Option 2: Keep them in a bucket in a cool room or hallway in your home
Although the cold frame worked well for us one year, another year it didn’t work out. The cold frame developed a leak and some onions started going mouldy
After that I started storing the onions in a bucket in our hallway. It is a cool part of the house and the onions last surprisingly well in the bucket. One of the advantages is that it is easy to remember to check on them to see if any are starting to go mouldy or sprout and which ones need dealing with.
What to do when the onions start sprouting
If the onions start sprouting take them out of the bucket or cold frame and choose from one of these options:
- Use the onion including the sprout – the sprout part is just like a spring onion (just with a much bigger onion at the bottom of the sprout!)
- Plant the onion in your garden if you have one. I like planting a few out as they sprout because it is a really easy way to turn them into new onions. When we run out of onions in our bucket we can go and dig the planted ones back up!
What to do if an onion starts going mouldy
- Take it out of the bucket or cold frame and check to see if any other onions have been affected by the mould and take them out too.
- Check to see how far the mould has gone through the onion, if the whole onion has gone soft and mouldy then it needs to be composted
- If the mould is only superficial, you will need to use your judgement if you are happy to eat the onion or not after you have peeled off the layers of mould. Do not eat an onion that you have found mould on if you have a mould allergy, a compromised immune system, if you are pregnant or if you are at all unsure as to whether the onion is safe to eat.
What if you go off the onions that you bought in bulk?
There is a risk that if you buy onions in bulk (or anything in bulk for that matter) that you will go off it over time. Or perhaps a member of your family that you bought some of them for, will stop eating so many. So what can you do if that happens?
- Get experimental – find new ways to use up onions if you are bored of eating them in the same old ways.
- Give them away through sites like Freecycle, Freegle and Olio, or just give them to someone you know who can make use of them!
- Do a food swap – similar to point 2, but ask a friend or family member if they would be up for swapping your excess onions for something they don’t need.
I love our annual ritual of buying onions in bulk and I am constantly amazed at how well they last. I also like the fact that I don’t have to worry about buying onions while I have them in stock at home!

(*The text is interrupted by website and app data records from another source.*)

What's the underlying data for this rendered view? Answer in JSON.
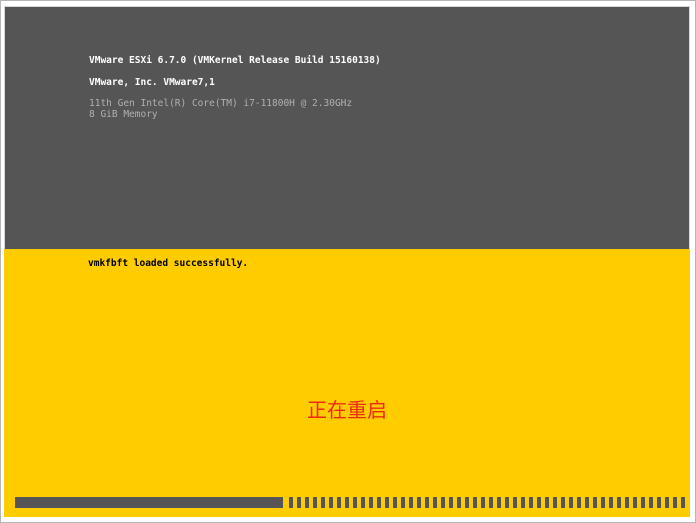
{
  "system_info": {
    "product_line": "VMware ESXi 6.7.0 (VMKernel Release Build 15160138)",
    "vendor_line": "VMware, Inc. VMware7,1",
    "cpu_line": "11th Gen Intel(R) Core(TM) i7-11800H @ 2.30GHz",
    "memory_line": "8 GiB Memory"
  },
  "boot": {
    "status_message": "vmkfbft loaded successfully.",
    "restart_label": "正在重启",
    "progress_fraction": 0.4
  },
  "colors": {
    "top_background": "#555555",
    "bottom_background": "#ffcc00",
    "restart_text": "#ee2a14"
  }
}
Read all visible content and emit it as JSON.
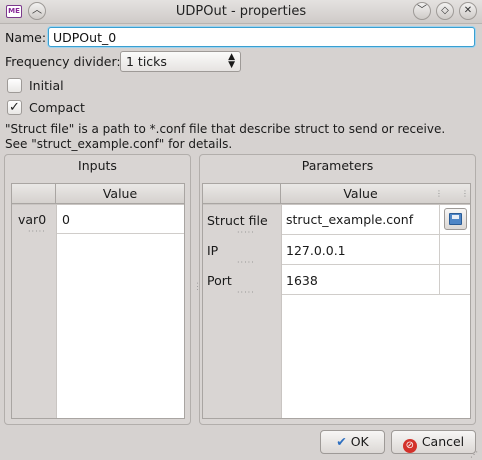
{
  "window": {
    "title": "UDPOut - properties",
    "app_icon_text": "ME"
  },
  "form": {
    "name_label": "Name:",
    "name_value": "UDPOut_0",
    "freq_label": "Frequency divider:",
    "freq_value": "1 ticks",
    "initial_label": "Initial",
    "initial_checked": false,
    "compact_label": "Compact",
    "compact_checked": true,
    "help_line1": "\"Struct file\" is a path to *.conf file that describe struct to send or receive.",
    "help_line2": "See \"struct_example.conf\" for details."
  },
  "inputs": {
    "title": "Inputs",
    "column_header": "Value",
    "rows": [
      {
        "name": "var0",
        "value": "0"
      }
    ]
  },
  "parameters": {
    "title": "Parameters",
    "column_header": "Value",
    "rows": [
      {
        "name": "Struct file",
        "value": "struct_example.conf",
        "has_browse": true
      },
      {
        "name": "IP",
        "value": "127.0.0.1"
      },
      {
        "name": "Port",
        "value": "1638"
      }
    ]
  },
  "buttons": {
    "ok_label": "OK",
    "cancel_label": "Cancel"
  }
}
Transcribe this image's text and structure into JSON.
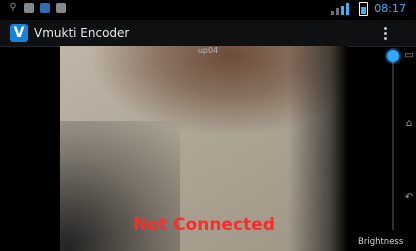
{
  "status_bar": {
    "time": "08:17"
  },
  "app": {
    "icon_letter": "V",
    "title": "Vmukti Encoder"
  },
  "stream": {
    "label": "up04",
    "connection_status": "Not Connected"
  },
  "brightness": {
    "label": "Brightness",
    "level": 1.0
  },
  "colors": {
    "accent": "#2fa9ff",
    "status_error": "#ff2a2a",
    "app_icon_bg": "#1683da"
  }
}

NOTE: This post was updated on 29/9/19. We started buying onions in bulk for the first time 2013 and have done it every year since (except one year, when we didn’t manage to make it to the farm at the right time).